This Week in Cats: Kleisli
Kleisli. It’s got a funny name but it’s actually a simple concept. Suppose you have two functions that you want to execute together:
val computeSquare(i: Int): Int = i * i val formatResponse(i: Int): String = s"Your answer is $i" // One way of doing it is val sqrAns = computeSquare(3) val strAns = formatResponse(sqrAns) // strAns = "Your answer is 9" // or avoiding naming variable val strAns = formatResponse(computeSquare(3)). // strAns = "Your answer is 9"
Instead of needing to call these two functions over and over, either as individual lines or nested, you can easily create a new function from the two that always does both using function composition:
val formattedSquare = computeSquare andThen formatResponse // or val formattedSquare = formatResponse compose computeSquare
Naturally, the output of one function flows as the input of the next function. We tend to run into
problems through when our functions start to return monadic types like
val computeSquare(i: Int): Either[Throwable, Int] = Right(i * i) val formatResponse(i: Int): Either[Throwable, String] = Right(s"Your answer is $i")
The output type of
computeSquare no longer matches the input type of
formatResponse. We could
make them match but accepting an Either with one type being an error isn't a natural way to write
a function and makes other uses of that function cumbersome.
The solution: Kleisli
val computeSquare(i: Int): Either[Throwable, Int] = Right(i * i) val formatResponse(i: Int): Either[Throwable, String] = Right(s"Your answer is $i") val formattedSquare = Kleisli(computedSquare) andThen Kleisli(formatResponse) val ans = formattedSquare(3) // ans = Right("Your answer is 9")

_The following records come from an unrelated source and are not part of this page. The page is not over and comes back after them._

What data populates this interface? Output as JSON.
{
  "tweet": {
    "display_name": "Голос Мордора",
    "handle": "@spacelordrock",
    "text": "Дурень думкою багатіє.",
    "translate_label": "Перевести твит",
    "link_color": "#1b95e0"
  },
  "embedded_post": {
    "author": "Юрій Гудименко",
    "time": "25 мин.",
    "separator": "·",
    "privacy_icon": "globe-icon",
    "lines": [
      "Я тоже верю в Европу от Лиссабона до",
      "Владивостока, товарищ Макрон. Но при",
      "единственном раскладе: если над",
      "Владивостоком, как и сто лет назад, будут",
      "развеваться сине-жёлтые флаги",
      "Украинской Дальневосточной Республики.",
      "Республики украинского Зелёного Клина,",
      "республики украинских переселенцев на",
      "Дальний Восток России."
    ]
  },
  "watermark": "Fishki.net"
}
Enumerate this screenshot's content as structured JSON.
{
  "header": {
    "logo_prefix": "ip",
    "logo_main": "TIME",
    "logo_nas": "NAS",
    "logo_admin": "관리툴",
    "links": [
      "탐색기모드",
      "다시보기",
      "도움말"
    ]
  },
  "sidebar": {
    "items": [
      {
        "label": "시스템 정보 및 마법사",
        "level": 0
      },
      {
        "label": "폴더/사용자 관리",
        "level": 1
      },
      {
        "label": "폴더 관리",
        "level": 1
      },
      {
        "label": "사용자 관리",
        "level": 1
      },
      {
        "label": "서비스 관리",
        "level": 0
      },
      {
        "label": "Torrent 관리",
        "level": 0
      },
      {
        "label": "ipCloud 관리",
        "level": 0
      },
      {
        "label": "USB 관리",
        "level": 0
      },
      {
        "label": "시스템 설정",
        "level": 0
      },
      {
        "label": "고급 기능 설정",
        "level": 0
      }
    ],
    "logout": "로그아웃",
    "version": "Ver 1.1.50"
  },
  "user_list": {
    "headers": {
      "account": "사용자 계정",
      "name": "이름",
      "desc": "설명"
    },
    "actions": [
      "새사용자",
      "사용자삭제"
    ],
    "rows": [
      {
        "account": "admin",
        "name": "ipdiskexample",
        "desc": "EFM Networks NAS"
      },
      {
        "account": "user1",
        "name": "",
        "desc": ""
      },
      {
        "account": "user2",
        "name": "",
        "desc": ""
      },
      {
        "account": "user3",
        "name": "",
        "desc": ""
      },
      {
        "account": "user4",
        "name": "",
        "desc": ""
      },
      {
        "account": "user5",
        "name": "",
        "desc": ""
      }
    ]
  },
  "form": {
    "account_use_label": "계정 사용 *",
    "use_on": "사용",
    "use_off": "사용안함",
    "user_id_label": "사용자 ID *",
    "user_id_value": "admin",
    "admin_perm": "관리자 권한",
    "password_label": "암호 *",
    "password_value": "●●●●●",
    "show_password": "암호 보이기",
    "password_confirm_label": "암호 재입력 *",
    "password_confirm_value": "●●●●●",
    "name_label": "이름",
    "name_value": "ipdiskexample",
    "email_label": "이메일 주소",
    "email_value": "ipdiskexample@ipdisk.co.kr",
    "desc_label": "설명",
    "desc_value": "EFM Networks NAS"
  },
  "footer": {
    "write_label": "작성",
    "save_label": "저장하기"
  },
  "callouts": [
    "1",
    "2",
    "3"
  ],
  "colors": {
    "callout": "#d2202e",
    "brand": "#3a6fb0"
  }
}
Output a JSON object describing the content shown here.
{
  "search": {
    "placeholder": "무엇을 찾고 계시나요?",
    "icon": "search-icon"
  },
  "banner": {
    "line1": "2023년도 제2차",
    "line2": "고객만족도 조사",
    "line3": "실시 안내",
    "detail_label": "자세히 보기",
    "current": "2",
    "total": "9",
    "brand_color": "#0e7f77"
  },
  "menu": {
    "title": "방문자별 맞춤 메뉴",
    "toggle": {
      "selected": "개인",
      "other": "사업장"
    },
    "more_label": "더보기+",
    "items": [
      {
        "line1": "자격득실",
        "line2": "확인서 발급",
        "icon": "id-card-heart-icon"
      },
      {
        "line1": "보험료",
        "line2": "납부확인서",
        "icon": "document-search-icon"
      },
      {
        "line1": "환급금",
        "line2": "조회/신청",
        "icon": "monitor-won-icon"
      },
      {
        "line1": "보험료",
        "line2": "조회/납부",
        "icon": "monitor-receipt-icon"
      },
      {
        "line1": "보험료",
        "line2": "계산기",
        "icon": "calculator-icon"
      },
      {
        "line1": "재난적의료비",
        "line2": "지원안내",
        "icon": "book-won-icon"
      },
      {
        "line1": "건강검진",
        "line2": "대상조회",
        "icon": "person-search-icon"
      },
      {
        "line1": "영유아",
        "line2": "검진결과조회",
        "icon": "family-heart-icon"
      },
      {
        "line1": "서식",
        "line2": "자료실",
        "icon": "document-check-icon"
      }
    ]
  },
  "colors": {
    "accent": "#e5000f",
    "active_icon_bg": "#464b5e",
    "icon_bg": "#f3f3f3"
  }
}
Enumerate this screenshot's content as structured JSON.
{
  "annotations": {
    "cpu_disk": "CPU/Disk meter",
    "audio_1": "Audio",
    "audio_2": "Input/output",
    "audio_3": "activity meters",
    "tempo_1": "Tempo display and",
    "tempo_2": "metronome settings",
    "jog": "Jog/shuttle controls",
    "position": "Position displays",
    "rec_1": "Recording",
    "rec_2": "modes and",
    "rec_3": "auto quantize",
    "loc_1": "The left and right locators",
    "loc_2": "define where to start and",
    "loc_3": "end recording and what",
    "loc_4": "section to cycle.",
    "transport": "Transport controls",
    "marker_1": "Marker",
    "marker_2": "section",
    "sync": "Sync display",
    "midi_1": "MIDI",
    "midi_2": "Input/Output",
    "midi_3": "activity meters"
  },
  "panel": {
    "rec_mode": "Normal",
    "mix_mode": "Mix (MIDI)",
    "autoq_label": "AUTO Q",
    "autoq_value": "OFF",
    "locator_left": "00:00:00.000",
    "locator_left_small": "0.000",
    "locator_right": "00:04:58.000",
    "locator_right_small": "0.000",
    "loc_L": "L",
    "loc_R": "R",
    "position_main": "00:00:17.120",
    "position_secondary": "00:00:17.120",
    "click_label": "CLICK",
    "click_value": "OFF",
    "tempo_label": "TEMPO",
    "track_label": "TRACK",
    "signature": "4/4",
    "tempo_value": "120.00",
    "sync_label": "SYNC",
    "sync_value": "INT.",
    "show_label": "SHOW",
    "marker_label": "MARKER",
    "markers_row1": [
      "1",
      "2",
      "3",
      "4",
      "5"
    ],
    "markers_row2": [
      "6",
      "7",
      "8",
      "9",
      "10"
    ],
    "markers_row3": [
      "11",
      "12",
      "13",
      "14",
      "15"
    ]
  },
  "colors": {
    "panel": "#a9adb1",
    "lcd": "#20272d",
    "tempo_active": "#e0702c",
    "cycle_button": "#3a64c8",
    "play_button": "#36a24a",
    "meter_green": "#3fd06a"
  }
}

The name isn't obvious but is nothing more than a way to compose when returned types are wrapped in another monadic type.